In Montgomery County, Etute is charged with second-degree murder for the death of Jerry Paul Smith, 40, a restaurant project manager who was killed in his downtown Blacksburg apartment. Etute has a preliminary hearing scheduled for Sept. 23 in the county’s General District Court.
Rehak and Etute defense attorney Jimmy Turk said Thursday that the traffic charges in Radford will be pushed months down the calendar. The new date for hearing the charges was later set Thursday for Feb. 17.
Turk said that the charges of reckless driving and failing to obey a stop sign were unrelated to what happened between Etute and Smith, and occurred hours before Etute went to Smith’s apartment. Turk said that his client and some friends attended a soccer match at Radford High School on Memorial Day, and after watching the contest, left and were pulled over for driving too fast.

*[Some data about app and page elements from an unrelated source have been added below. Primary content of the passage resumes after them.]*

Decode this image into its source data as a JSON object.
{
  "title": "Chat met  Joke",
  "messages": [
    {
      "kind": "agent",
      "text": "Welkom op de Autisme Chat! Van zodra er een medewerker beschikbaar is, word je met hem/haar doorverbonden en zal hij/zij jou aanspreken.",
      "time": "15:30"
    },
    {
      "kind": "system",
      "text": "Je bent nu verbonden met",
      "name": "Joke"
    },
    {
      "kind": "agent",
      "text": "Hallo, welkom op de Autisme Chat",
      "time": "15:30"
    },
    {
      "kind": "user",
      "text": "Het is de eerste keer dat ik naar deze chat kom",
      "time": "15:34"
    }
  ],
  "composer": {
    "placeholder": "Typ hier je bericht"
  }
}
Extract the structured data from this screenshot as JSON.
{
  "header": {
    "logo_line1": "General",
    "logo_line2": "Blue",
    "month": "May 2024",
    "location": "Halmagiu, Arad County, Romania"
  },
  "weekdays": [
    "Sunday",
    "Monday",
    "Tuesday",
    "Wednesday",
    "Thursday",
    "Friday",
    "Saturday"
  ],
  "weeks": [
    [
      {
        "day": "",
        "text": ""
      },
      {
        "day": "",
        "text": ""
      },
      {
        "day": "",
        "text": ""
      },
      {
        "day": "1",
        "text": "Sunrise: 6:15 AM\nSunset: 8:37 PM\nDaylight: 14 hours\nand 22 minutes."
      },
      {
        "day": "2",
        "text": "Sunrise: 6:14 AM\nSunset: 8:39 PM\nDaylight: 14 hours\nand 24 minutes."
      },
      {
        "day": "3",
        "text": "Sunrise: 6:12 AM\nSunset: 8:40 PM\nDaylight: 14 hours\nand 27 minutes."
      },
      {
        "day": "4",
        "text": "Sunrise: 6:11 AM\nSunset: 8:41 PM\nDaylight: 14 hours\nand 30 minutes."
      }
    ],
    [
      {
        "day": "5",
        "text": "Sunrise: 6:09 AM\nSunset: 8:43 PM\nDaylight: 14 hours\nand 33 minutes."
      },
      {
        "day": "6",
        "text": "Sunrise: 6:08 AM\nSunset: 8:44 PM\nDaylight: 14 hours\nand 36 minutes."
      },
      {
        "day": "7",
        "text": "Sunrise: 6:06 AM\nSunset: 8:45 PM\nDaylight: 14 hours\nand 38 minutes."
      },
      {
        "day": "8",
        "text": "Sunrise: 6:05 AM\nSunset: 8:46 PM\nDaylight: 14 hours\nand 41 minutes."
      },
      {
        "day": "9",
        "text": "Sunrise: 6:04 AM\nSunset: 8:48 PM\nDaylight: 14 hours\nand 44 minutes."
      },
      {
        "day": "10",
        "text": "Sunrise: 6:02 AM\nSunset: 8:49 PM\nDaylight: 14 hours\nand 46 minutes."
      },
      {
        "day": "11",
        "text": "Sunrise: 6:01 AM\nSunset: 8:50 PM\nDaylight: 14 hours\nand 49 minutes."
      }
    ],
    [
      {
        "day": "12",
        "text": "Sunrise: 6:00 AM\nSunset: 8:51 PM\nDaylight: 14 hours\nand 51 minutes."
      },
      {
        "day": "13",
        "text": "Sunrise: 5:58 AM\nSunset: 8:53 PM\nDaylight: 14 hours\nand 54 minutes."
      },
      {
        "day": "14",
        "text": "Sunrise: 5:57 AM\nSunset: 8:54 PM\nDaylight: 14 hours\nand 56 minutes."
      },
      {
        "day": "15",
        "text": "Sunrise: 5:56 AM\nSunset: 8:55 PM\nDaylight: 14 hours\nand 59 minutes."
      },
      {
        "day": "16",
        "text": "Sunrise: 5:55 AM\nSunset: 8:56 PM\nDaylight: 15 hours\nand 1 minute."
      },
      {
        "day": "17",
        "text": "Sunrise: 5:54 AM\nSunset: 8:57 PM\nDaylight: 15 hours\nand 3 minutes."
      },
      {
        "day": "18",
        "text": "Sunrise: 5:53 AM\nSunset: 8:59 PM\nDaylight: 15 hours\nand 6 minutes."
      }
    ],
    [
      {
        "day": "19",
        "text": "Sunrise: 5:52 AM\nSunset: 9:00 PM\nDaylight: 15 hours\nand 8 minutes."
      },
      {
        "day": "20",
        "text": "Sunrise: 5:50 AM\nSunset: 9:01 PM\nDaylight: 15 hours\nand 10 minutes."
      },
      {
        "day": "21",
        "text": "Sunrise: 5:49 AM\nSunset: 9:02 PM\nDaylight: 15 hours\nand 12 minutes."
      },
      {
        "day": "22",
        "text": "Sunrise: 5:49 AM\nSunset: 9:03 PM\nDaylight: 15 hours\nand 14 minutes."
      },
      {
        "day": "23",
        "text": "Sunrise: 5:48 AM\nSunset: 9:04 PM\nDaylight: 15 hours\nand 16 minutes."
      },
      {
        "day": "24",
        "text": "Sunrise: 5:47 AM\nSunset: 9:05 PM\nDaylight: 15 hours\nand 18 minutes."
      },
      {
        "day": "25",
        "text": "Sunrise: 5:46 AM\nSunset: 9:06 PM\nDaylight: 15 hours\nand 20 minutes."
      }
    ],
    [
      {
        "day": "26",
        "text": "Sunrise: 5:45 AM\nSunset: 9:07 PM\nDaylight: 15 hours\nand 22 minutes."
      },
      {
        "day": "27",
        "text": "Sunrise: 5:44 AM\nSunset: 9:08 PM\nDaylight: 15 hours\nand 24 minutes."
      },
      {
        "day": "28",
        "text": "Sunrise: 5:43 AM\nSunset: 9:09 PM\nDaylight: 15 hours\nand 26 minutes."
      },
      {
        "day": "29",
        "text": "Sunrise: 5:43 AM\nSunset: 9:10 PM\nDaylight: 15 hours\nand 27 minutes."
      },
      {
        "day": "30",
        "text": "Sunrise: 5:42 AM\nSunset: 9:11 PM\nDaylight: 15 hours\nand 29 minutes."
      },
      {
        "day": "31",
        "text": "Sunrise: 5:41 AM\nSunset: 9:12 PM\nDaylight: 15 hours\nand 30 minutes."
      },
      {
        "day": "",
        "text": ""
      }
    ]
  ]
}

Court records said Etute was pulled over at 4 p.m. on Memorial Day, when he was driving a 2019 BMW SUV. Security footage at Smith’s apartment building showed Etute and two other men in the hallway outside the apartment at about 9 p.m., and Etute going into the apartment.
Etute’s murder case has drawn wide attention because of the still-emerging nature of his relationship with Smith, as well as Etute’s potential as an up and coming Hokie player. According to Turk and a Montgomery County prosecutor who spoke at Etute’s bond hearing in June, Etute had arranged online to meet someone who he thought was a woman named Angie and in April had an encounter with the person that involved oral sex.
Assistant Commonwealth’s Attorney Jason Morgan said at the bond hearing that Etute told police he went to Smith’s apartment for sexual activity. But when he discovered Angie was a man, Etute began punching, then “stomping” Smith, Morgan said. Smith’s teeth were knocked out, all of the bones in his face were broken, and he had cranial fractures, Morgan said.
In June, a spokesperson for Smith’s family described him as a proud, openly gay man.
At the bond hearing, Turk said that Smith solicited Etute for sex.
Etute, of Virginia Beach, majored in human development at Tech, according to a statement the university issued in June. He was a 2021 signee from Frank W. Cox High School who enrolled at midyear and began practicing with the team during spring camp.
After his arrest for murder in June, Etute was released on a $75,000 secured bond and placed under electronic monitoring and house arrest at his family’s home in Williamsburg.